The Osaka prefectural police department plans to introduce a program allowing elderly drivers to experience what life without a car would be like before they actually surrender their licenses. The program will encourage elderly drivers to take public transportation or ride bicycles instead of driving a car. They will be allowed to drive while participating in the program.
A survey conducted by the Japanese newspaper The Mainichi Shimbun that more than 80% of Japan’s accessible pedestrian signals, traffic lights that also produce sounds to let pedestrians with visual impairments know when it’s safe to cross the road, have their noise-making function muted for at least part of the day, the newspaper’s survey of the country’s 47 prefectural police forces has found.
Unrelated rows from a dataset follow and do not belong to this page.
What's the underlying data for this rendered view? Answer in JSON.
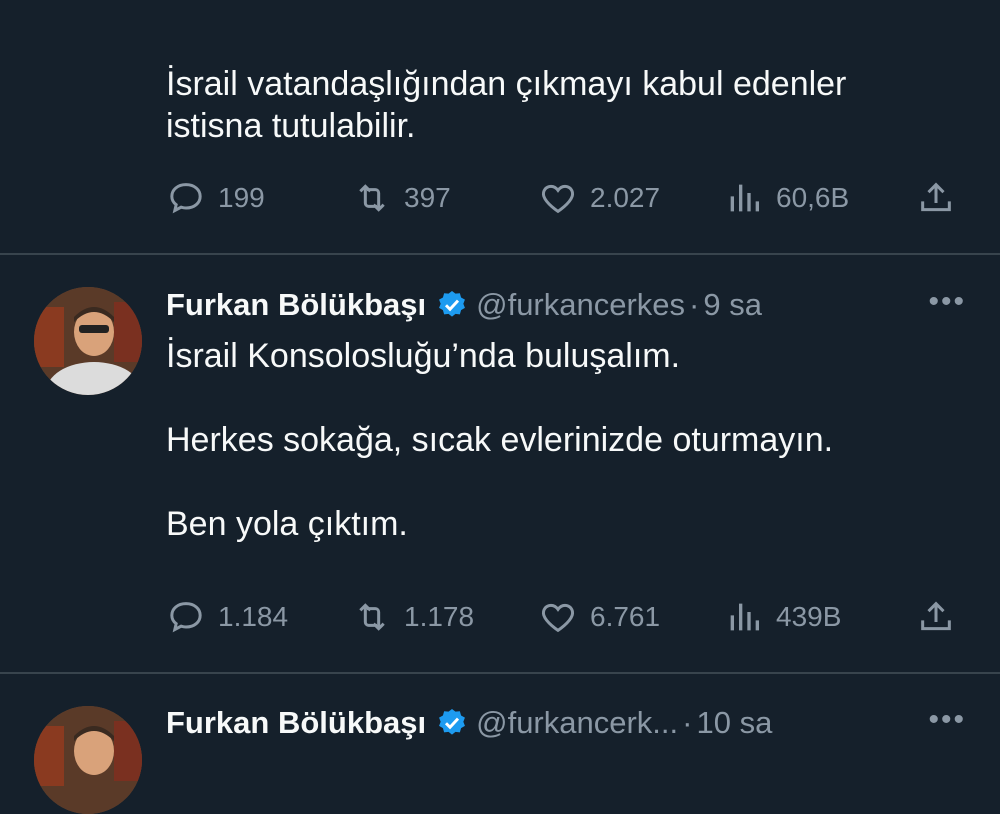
{
  "tweet1": {
    "text": "İsrail vatandaşlığından çıkmayı kabul edenler\nistisna tutulabilir.",
    "replies": "199",
    "retweets": "397",
    "likes": "2.027",
    "views": "60,6B"
  },
  "tweet2": {
    "name": "Furkan Bölükbaşı",
    "handle": "@furkancerkes",
    "dot": "·",
    "time": "9 sa",
    "text": "İsrail Konsolosluğu’nda buluşalım.\n\nHerkes sokağa, sıcak evlerinizde oturmayın.\n\nBen yola çıktım.",
    "replies": "1.184",
    "retweets": "1.178",
    "likes": "6.761",
    "views": "439B"
  },
  "tweet3": {
    "name": "Furkan Bölükbaşı",
    "handle": "@furkancerk...",
    "dot": "·",
    "time": "10 sa"
  },
  "colors": {
    "background": "#15202b",
    "text": "#f7f9f9",
    "muted": "#8b98a5",
    "verified": "#1d9bf0",
    "divider": "#38444d"
  },
  "icons": {
    "reply": "reply-icon",
    "retweet": "retweet-icon",
    "like": "heart-icon",
    "views": "views-icon",
    "share": "share-icon",
    "verified": "verified-badge-icon",
    "more": "more-icon"
  }
}
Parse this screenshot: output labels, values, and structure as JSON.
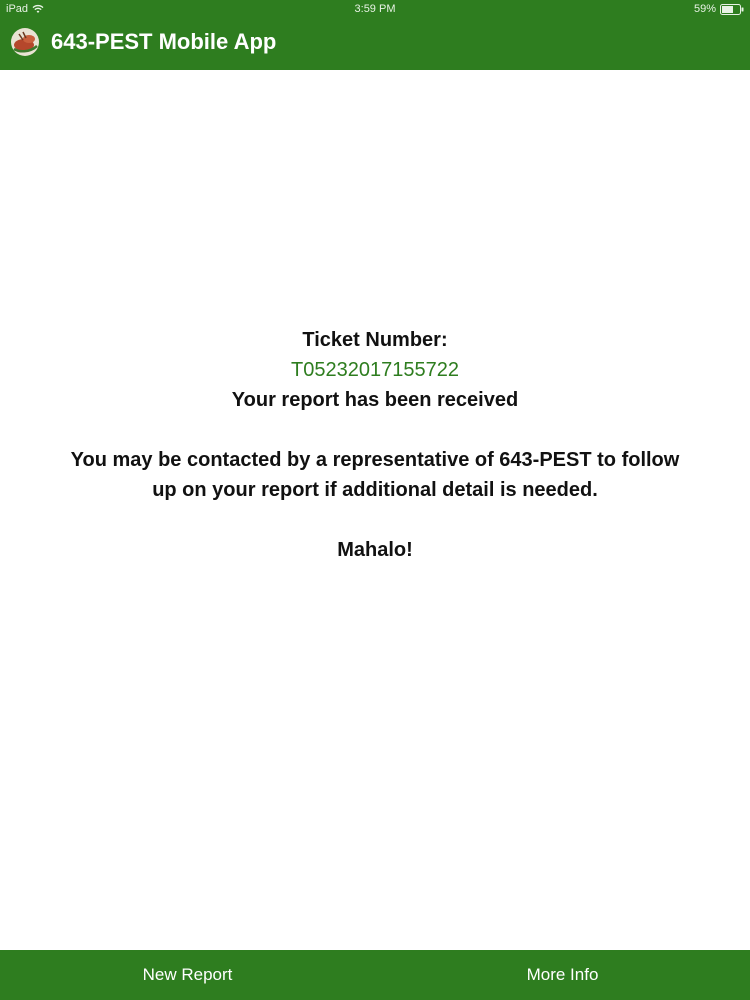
{
  "status_bar": {
    "carrier": "iPad",
    "time": "3:59 PM",
    "battery": "59%",
    "wifi_icon": "wifi-icon",
    "battery_icon": "battery-icon"
  },
  "app_bar": {
    "title": "643-PEST Mobile App",
    "logo_icon": "app-logo-icon"
  },
  "message": {
    "ticket_label": "Ticket Number:",
    "ticket_number": "T05232017155722",
    "received": "Your report has been received",
    "contact_line1": "You may be contacted by a representative of 643-PEST to follow",
    "contact_line2": "up on your report if additional detail is needed.",
    "closing": "Mahalo!"
  },
  "bottom_bar": {
    "new_report": "New Report",
    "more_info": "More Info"
  },
  "colors": {
    "brand_green": "#2e7d1f",
    "text": "#111111",
    "background": "#ffffff"
  }
}
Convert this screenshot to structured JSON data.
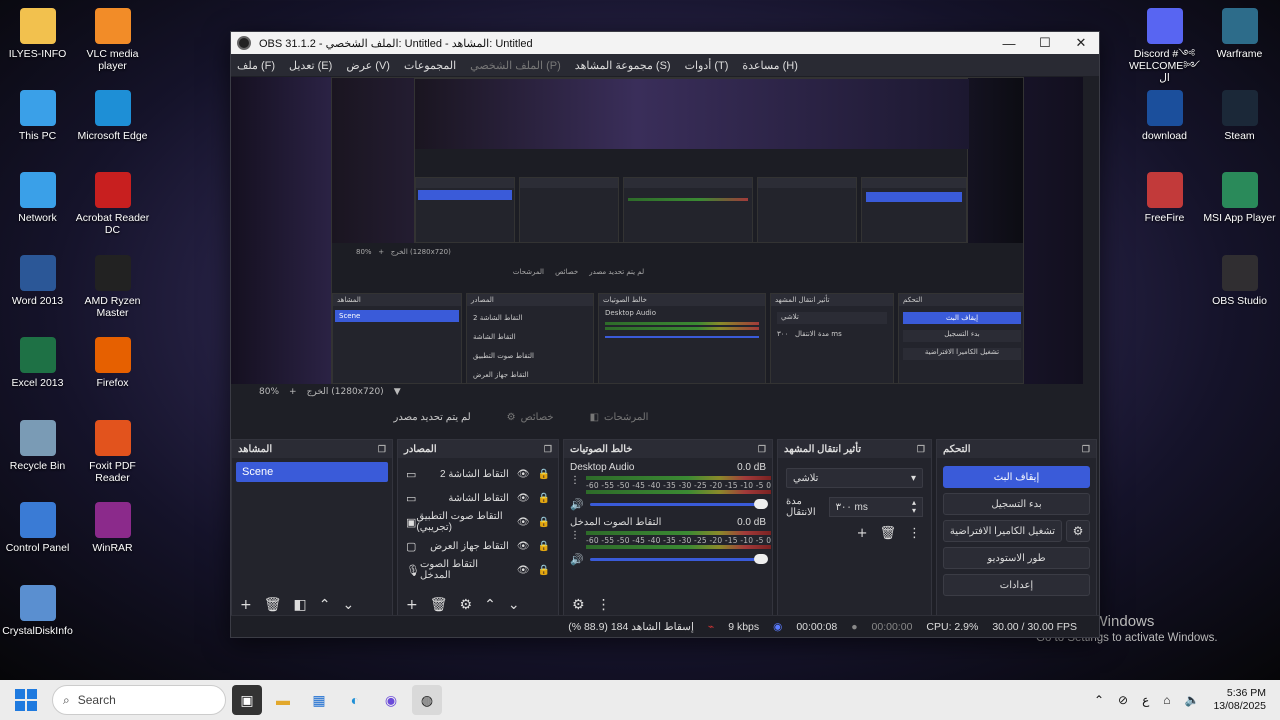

The major automaker and leading housing equipment manufacturer developed the trailer — 5.3 meters in length, 2.5 meters in width and 2.9 meters in height — by taking into account the views of wheelchair users, welfare engineering experts and para athletes.
Since September 2018, three residents have been transported from the facility as an emergency seven times in total, and all have been diagnosed with holes in the intestines, but the facility did not suspect the possibility of abuse at all.
Para athletes taking part in the postponed Tokyo Games have been asked to arrive at the Paralympic village no earlier than seven days before the start of their first event, the International Paralympic Committee said Wednesday. The IPC guidelines are almost identical to those for Olympic athletes announced by International Olympic Committee President Thomas Bach last week.
The Kyoto District Public Prosecutors Office accused the suspect, aged 42, of murder and other charges, after judging that he was criminally liable at the time of the attack, from the results of a psychiatric diagnosis of him that was conducted over a half year.
On the 14th, the social welfare corporation “Kaze”, which operates the facility for the disabled “Mita Wakuwaku Village” in four locations in Sanda City, Hyogo Prefecture, said that one user of the Honmachi Office (Sanda Town, Hyogo Prefecture) was infected with the new coronavirus.
Prosecutors in Kyoto said on Friday that the suspect’s psychiatric analysis ended after about six months. Sources say the prosecutors have determined through the analysis that the suspect is mentally competent to be held criminally liable for the attack.
Alarmed at the increasing number of stations without workers in his prefecture, causing inconvenience and possible safety concerns, three disabled people came together to file a lawsuit against Kyushu Railway at the Oita District Court in September.
On Dec. 6, six members of the National Council of Visual Disabled in Japan and two supporters visited the scene of the accident at Toyocho Station on the Tokyo Metro Co.’s Tozai Line in the capital’s Koto Ward. The deceased is Yukio Koike, 68, a massage therapist from Tokyo’s Edogawa Ward.
A former temporary worker at a facility for the disabled in Higashiura Town, Aichi Prefecture, was arrested on suspicion of injury for kicking the abdomen of a resident in his 50s and causing serious injury. The man subsequently died, and police are investigating whether there are multiple other residents with similar injuries.